→ Task objective: Pictures do not belong in the copy; print every entry exactly as it stands.

═══ Record excerpts

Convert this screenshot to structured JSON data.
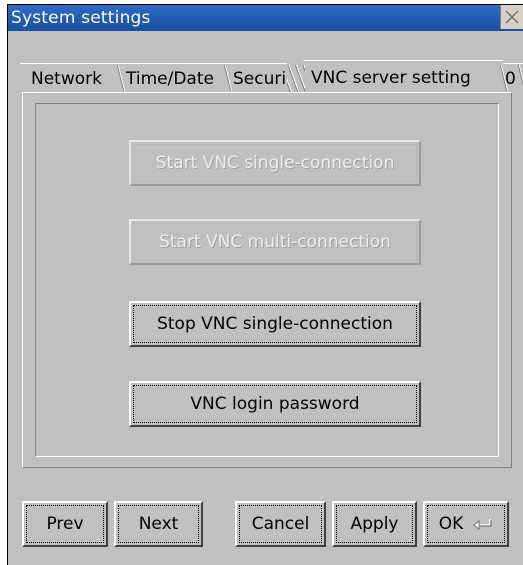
{
  "window": {
    "title": "System settings"
  },
  "tabs": [
    {
      "label": "Network"
    },
    {
      "label": "Time/Date"
    },
    {
      "label": "Securi"
    },
    {
      "label": "VNC server setting",
      "active": true
    },
    {
      "label": "0"
    }
  ],
  "actions": {
    "start_single": {
      "label": "Start VNC single-connection",
      "enabled": false
    },
    "start_multi": {
      "label": "Start VNC multi-connection",
      "enabled": false
    },
    "stop_single": {
      "label": "Stop VNC single-connection",
      "enabled": true
    },
    "login_password": {
      "label": "VNC login password",
      "enabled": true
    }
  },
  "footer": {
    "prev": "Prev",
    "next": "Next",
    "cancel": "Cancel",
    "apply": "Apply",
    "ok": "OK"
  },
  "icons": {
    "close": "close-icon",
    "enter": "enter-icon"
  },
  "colors": {
    "titlebar": "#1f5aa8",
    "window_bg": "#c0c0c0"
  }
}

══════

→ Output below:
Convert this screenshot to structured JSON data.
{
  "window": {
    "title": "System settings"
  },
  "tabs": [
    {
      "label": "Network"
    },
    {
      "label": "Time/Date"
    },
    {
      "label": "Securi"
    },
    {
      "label": "VNC server setting",
      "active": true
    },
    {
      "label": "0"
    }
  ],
  "actions": {
    "start_single": {
      "label": "Start VNC single-connection",
      "enabled": false
    },
    "start_multi": {
      "label": "Start VNC multi-connection",
      "enabled": false
    },
    "stop_single": {
      "label": "Stop VNC single-connection",
      "enabled": true
    },
    "login_password": {
      "label": "VNC login password",
      "enabled": true
    }
  },
  "footer": {
    "prev": "Prev",
    "next": "Next",
    "cancel": "Cancel",
    "apply": "Apply",
    "ok": "OK"
  },
  "icons": {
    "close": "close-icon",
    "enter": "enter-icon"
  },
  "colors": {
    "titlebar": "#1f5aa8",
    "window_bg": "#c0c0c0"
  }
}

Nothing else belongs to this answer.